Germany's "fat" current account has been attacked by one of the world's most influential economic bodies, and described as a trigger for the emergent trade war.
The country has the world's largest current account surplus of US$287 billion ($409.6b), 8 per cent of its GDP, and half that of China's, according to the Institute for Economic Research.
This is one of the most important measures in trade relations – because it shows that Germany sells far more than it buys from other countries, according to the Daily Telegraph.
The head of the Organisation for Economic Co-operation and Development (OECD) has now weighed into the trade debate telling reporters in Berlin that Germany was partly to blame for the rise in protectionism and that it ought to dramatically up its domestic spending levels.
"Your current account got fat because you won productivity and competitiveness compared to the others in Europe. Now, does that give rise to protectionists? Of course," OECD secretary general Angel Gurria said.
"So basically, you could spend more, yes. You could import more, yes," Gurria added.
The massive surplus is known to have been been particularly aggravating for President Donald Trump, who has made it his mission to bring down the US trade deficit. His latest effort to tackle it has involved hitting key allies with levies on imports of steel and aluminium.
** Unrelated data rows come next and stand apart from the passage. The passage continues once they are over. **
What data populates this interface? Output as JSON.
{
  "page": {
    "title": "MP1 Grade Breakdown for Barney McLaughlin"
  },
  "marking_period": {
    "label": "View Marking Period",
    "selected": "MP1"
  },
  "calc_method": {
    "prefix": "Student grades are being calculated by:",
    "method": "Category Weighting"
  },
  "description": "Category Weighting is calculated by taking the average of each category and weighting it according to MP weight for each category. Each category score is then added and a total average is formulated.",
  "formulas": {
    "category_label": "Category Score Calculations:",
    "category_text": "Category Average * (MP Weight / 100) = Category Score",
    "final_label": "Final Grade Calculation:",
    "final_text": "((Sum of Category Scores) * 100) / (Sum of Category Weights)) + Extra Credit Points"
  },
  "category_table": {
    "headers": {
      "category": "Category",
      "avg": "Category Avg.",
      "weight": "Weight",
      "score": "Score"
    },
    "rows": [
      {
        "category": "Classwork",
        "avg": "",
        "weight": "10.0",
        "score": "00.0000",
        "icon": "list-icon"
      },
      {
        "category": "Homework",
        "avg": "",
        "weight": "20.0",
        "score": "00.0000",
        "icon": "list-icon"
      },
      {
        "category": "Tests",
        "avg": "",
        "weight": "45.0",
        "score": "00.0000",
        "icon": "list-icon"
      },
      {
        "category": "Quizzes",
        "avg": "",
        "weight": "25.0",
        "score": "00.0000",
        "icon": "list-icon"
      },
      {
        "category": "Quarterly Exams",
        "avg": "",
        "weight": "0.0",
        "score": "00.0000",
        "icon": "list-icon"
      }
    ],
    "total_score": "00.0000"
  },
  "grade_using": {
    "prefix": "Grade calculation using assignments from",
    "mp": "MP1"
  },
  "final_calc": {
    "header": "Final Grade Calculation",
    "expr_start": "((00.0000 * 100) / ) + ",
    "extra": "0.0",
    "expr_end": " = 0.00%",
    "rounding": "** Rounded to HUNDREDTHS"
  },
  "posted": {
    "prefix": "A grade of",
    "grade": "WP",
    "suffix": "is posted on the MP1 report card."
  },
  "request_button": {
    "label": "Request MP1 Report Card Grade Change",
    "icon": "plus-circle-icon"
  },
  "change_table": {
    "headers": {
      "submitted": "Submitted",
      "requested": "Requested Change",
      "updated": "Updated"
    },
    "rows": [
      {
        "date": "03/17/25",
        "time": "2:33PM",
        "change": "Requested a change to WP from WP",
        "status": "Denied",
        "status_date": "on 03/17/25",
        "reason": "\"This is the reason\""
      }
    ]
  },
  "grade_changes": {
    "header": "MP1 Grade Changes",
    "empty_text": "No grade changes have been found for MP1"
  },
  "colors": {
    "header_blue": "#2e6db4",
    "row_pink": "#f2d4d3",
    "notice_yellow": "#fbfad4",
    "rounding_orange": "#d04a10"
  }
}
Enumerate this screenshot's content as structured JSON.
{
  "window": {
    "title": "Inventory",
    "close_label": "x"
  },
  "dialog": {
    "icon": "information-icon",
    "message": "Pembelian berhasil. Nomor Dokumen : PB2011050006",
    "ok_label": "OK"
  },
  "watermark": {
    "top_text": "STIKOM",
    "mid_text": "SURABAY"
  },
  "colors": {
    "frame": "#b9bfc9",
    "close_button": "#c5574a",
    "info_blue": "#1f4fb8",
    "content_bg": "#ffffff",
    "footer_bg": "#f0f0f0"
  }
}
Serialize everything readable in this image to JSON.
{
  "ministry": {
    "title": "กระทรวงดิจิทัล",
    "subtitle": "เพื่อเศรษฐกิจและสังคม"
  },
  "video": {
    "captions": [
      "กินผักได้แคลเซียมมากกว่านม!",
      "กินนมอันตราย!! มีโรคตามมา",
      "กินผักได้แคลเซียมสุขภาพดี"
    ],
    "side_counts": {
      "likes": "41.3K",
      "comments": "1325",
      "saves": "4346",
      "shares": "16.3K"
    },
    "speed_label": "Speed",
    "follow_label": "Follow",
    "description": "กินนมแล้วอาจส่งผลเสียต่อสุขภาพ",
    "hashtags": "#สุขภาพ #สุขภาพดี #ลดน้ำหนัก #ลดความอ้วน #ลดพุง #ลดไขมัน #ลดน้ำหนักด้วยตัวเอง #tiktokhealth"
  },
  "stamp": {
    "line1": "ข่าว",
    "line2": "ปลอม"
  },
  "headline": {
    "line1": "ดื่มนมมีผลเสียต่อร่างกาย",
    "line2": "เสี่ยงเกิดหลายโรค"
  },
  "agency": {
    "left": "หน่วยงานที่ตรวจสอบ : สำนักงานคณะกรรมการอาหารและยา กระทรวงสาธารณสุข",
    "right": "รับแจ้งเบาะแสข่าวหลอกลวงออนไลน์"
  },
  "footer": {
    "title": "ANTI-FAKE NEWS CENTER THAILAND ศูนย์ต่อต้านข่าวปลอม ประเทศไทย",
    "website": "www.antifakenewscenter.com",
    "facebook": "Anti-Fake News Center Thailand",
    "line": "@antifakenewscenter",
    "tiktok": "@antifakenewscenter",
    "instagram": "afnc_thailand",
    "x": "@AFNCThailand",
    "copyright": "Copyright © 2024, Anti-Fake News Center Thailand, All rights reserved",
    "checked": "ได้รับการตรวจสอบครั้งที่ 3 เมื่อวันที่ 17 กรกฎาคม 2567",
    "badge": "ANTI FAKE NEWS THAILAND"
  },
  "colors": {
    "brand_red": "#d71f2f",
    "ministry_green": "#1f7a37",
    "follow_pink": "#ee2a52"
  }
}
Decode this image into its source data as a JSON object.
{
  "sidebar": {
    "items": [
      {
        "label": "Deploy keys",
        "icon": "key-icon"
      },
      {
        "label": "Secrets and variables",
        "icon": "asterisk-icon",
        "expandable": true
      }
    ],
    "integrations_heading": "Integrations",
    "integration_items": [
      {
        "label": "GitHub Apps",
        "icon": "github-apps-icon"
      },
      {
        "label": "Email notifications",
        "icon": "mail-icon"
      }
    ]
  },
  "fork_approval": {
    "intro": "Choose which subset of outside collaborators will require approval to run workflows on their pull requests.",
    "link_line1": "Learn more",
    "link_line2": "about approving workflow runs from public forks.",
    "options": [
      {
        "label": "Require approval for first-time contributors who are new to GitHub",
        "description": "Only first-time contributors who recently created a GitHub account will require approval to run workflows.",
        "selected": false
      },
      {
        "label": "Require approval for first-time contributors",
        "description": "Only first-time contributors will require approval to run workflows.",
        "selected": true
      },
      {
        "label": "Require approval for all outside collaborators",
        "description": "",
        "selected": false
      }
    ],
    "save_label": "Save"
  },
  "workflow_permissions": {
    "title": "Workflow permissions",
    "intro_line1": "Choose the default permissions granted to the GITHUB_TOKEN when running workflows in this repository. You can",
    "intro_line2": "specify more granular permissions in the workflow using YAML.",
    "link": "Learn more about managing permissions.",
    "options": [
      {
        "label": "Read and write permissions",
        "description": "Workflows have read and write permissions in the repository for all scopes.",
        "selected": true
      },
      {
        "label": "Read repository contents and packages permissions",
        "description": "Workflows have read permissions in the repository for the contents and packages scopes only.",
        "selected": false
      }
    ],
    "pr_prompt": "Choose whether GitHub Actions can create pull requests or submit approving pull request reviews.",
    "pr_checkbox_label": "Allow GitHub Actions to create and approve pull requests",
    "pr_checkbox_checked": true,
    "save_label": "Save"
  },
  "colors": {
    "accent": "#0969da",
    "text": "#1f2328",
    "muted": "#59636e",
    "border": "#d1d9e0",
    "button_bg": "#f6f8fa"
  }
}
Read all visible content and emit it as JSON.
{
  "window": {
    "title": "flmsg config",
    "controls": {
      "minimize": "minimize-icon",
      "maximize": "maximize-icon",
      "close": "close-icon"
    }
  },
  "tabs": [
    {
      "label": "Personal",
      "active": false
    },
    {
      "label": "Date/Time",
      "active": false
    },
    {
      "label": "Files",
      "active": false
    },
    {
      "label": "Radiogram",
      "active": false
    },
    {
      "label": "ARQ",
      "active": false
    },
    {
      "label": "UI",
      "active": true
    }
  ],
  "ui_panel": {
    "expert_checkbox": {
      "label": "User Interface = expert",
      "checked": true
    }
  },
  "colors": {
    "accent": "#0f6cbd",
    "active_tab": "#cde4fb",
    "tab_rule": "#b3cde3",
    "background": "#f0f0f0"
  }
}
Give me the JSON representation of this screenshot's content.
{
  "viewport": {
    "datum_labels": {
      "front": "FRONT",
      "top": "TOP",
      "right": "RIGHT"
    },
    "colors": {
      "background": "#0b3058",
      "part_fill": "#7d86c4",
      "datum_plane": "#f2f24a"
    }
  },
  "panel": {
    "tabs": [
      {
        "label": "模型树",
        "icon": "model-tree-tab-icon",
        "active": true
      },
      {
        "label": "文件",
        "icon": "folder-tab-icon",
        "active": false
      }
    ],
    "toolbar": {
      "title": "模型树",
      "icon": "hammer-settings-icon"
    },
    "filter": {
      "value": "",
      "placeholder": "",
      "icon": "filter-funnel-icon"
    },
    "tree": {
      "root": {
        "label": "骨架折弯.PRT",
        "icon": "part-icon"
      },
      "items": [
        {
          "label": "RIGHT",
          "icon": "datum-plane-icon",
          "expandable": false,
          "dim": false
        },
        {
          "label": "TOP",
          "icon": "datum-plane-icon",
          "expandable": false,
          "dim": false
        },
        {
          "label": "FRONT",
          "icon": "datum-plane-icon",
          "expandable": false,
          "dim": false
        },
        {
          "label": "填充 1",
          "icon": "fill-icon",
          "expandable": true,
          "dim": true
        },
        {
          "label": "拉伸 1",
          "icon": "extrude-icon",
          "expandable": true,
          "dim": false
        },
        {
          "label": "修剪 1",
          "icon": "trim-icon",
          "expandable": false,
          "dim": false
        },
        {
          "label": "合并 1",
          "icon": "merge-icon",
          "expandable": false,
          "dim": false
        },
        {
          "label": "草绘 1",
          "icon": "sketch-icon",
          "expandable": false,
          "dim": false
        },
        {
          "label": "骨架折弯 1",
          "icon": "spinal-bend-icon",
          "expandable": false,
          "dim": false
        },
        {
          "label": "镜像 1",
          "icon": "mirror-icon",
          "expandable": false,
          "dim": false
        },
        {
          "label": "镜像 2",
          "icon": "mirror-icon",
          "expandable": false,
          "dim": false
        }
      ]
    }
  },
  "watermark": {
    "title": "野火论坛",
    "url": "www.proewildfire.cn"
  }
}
Germany is the EU's biggest exporter to the US. Over one million jobs are thought to depend on trade with America.
Germany's surplus has also been heavily criticised by the world's lender of last resort, the International Monetary Fund, and its fellow eurozone members.
German Chancellor Angela Merkel has tried to defend the country's surplus in recent months, claiming that it was narrowing, thanks to increased domestic demand.
However, earlier this year, an exposé by German economists claimed that the country was attempting to mask the true scale of its current account surplus in order to avoid more criticism.
Fears of a trade war have been mounting following the US's move to slap extra taxes on metals imports. The step has prompted tit-for-tat responses from trading partners, and complaints to the World Trade Organisation, the global arbiter of trade disputes. Trump has called the body a "catastrophe".
Trump is now focussing his attention on protectionist moves against German cars.
There are also renewed concerns that the trillion dollar trade deal struck between Canada, the US and Mexico might not be preserved as it reaches the end of a crucial negotiation period.
The OECD has predicted robust growth in the German economy, of 2.1 per cent for 2018, and in 2019.
Separately, a survey of German investors, by the ZEW institute, showed that sentiment had fallen to its lowest level since 2012. The shift down to -16.1 in June from -8.2 in May, indicated a darkening mood among investors as rising trade tensions take their toll and as the German economy has shown signs of cooling.